After a successful automatic enrolment process for appointed staff and faculty, Information Security, part of Information Technology Services is now prioritizing getting non-appointed staff and faculty enrolled in U of T’s multi-factor authentication service, UTORMFA. All non-appointed staff and faculty are now encouraged to self-enrol in UTORMFA to ensure further protection to your login. Those ...

Appointed faculty now enrolled in UTORMFA

June 15, 2022 marked the final day of the automatic UTORMFA enrollment process for the University of Toronto’s appointed faculty members, moving us one step closer to a more secure community. To date, 91 per cent of appointed faculty and 95 per cent of appointed staff have enrolled. UTORMFA is part of U of T’s ...

Information security news roundup: Ransomware on the rise in Canada

Cyber attacks have increased at an alarming rate with the current geo-political situation being a major contributing factor. The National Cyber Threat Assessment 2020 published by The Centre for Cyber Security suggested a potential increase across Canada in cyber crimes, ransomware and commercial espionage — particularly against businesses, academic institutions and governments to steal intellectual property ...

Cyber security in Canada: Time for a new approach

Isaac Straley, the University of Toronto’s (U of T) Chief Information Security Officer has called for a revamp of the national cyber security strategy in an op-ed published on May 11 in The Hill Times. The pandemic and the shift to remote work has added to the challenges faced in information security. Given the recent ...

Appointed faculty to be automatically enrolled in UTORMFA

All appointed faculty who have not already self-enrolled in the University of Toronto’s (U of T) multi-factor authentication (UTORMFA) will be automatically enrolled by June 15, 2022. Once enrolled, UTORMFA will be used to access all University systems. Last year, U of T introduced UTORMFA as part of its continuing effort to protect the U ...

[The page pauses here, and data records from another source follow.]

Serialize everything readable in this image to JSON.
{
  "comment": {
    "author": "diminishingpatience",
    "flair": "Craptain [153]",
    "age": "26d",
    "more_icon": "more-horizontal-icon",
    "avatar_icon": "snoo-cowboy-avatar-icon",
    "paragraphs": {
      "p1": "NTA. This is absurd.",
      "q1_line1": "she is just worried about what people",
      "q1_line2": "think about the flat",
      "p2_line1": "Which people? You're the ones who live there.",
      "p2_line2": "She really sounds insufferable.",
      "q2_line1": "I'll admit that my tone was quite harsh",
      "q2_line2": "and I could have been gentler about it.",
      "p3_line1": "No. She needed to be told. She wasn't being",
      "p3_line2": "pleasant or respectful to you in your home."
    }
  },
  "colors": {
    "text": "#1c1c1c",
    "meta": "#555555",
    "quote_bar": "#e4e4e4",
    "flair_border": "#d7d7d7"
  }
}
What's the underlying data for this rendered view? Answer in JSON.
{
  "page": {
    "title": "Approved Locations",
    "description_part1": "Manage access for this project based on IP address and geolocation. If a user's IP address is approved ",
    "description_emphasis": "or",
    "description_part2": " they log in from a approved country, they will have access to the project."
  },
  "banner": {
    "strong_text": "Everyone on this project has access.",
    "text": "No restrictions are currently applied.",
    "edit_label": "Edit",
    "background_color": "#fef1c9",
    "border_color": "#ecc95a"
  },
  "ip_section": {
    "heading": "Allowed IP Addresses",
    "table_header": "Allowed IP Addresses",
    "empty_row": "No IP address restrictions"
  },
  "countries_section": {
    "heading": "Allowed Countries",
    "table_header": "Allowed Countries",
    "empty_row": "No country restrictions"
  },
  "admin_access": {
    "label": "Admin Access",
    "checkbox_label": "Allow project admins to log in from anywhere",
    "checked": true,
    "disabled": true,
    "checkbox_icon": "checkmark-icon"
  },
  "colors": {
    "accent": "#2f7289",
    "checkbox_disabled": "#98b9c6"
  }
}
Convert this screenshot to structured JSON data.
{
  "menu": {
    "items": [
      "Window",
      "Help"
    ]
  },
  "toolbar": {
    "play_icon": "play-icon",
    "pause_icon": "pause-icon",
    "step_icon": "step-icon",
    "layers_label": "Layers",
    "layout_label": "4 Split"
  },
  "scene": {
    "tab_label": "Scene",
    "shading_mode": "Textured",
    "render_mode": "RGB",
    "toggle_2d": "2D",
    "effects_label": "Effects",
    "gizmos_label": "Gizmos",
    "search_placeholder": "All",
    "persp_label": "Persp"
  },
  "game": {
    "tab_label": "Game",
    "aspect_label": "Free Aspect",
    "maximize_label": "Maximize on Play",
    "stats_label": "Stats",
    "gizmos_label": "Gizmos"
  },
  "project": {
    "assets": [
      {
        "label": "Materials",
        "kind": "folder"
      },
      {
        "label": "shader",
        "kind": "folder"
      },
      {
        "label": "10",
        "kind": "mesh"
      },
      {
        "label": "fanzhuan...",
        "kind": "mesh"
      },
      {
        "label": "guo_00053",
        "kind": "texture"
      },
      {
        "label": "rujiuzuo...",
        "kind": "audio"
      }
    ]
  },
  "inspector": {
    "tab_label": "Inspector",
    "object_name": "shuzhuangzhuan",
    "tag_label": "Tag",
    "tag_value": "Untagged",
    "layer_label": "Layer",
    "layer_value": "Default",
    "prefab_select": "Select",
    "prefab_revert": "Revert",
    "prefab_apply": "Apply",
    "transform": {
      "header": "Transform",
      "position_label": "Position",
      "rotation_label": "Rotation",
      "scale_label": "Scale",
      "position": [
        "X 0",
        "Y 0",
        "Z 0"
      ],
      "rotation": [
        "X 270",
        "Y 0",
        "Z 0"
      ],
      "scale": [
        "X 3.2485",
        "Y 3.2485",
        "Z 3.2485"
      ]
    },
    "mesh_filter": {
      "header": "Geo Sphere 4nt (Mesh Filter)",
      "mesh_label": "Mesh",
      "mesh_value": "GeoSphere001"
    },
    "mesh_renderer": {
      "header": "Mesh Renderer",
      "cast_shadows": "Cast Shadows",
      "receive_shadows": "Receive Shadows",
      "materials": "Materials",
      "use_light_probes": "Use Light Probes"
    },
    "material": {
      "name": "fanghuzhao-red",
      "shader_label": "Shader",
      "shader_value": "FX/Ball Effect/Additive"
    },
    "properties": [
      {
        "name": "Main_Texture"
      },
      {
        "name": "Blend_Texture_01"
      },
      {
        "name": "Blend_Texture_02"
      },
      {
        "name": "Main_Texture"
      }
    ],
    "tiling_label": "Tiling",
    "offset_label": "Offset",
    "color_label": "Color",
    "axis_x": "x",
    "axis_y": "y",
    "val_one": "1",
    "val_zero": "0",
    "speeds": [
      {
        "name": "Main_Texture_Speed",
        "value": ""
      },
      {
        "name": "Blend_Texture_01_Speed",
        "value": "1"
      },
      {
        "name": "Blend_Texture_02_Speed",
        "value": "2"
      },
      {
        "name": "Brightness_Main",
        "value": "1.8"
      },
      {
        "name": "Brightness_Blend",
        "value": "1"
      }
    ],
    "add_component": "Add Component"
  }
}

Information security news roundup: Ransomware attacks, text message scams and cyber security training

In recent years, headlines about information security incidents have become increasingly common both nationally and internationally. Cyber criminals steal passwords, personal information and other sensitive data through various types of cyber attacks. Staying up to date with cyber security news and knowing how to stay safe online will help protect your personal information. Take a ...

Guidance to prevent Zoom bombing

The University of Toronto (U of T) community has reported an increase in Zoom bombing instances, where unwanted intruders take over and disrupt video-conference calls. We encourage all staff, faculty and students to adjust their settings and take precautions to avoid these situations. Here are some best practices you can incorporate when organizing and attending ...

Data privacy: A multi-faceted topic in higher education

To celebrate Data Privacy Day on Jan. 28, Information Technology Services (ITS) hosted a virtual panel event: Impact of evolving technology and privacy laws in higher education. The one-hour event opened a conversation about data privacy and protection and answered privacy questions from the University of Toronto (U of T) community. Over 145 attendees including ...

Safeguard your emails to help prevent privacy breaches

While email is one of the most efficient and prevalent forms of communication today, it brings with it the risk of privacy breaches when sharing sensitive data, such as personally identifiable information (PII) or personal health records. In a recent blog post, the Information and Privacy Commissioner of Ontario (IPC) talks about how misdirected emails ...

Don’t fall for online job scams

Job offer scams are a form of phishing used to take advantage of students and new graduates who are seeking employment. Job offer scams typically work like this—you receive an unsolicited email that invites you to apply for or start a job with a high-paying salary. In most cases, the hacker asks for various forms ...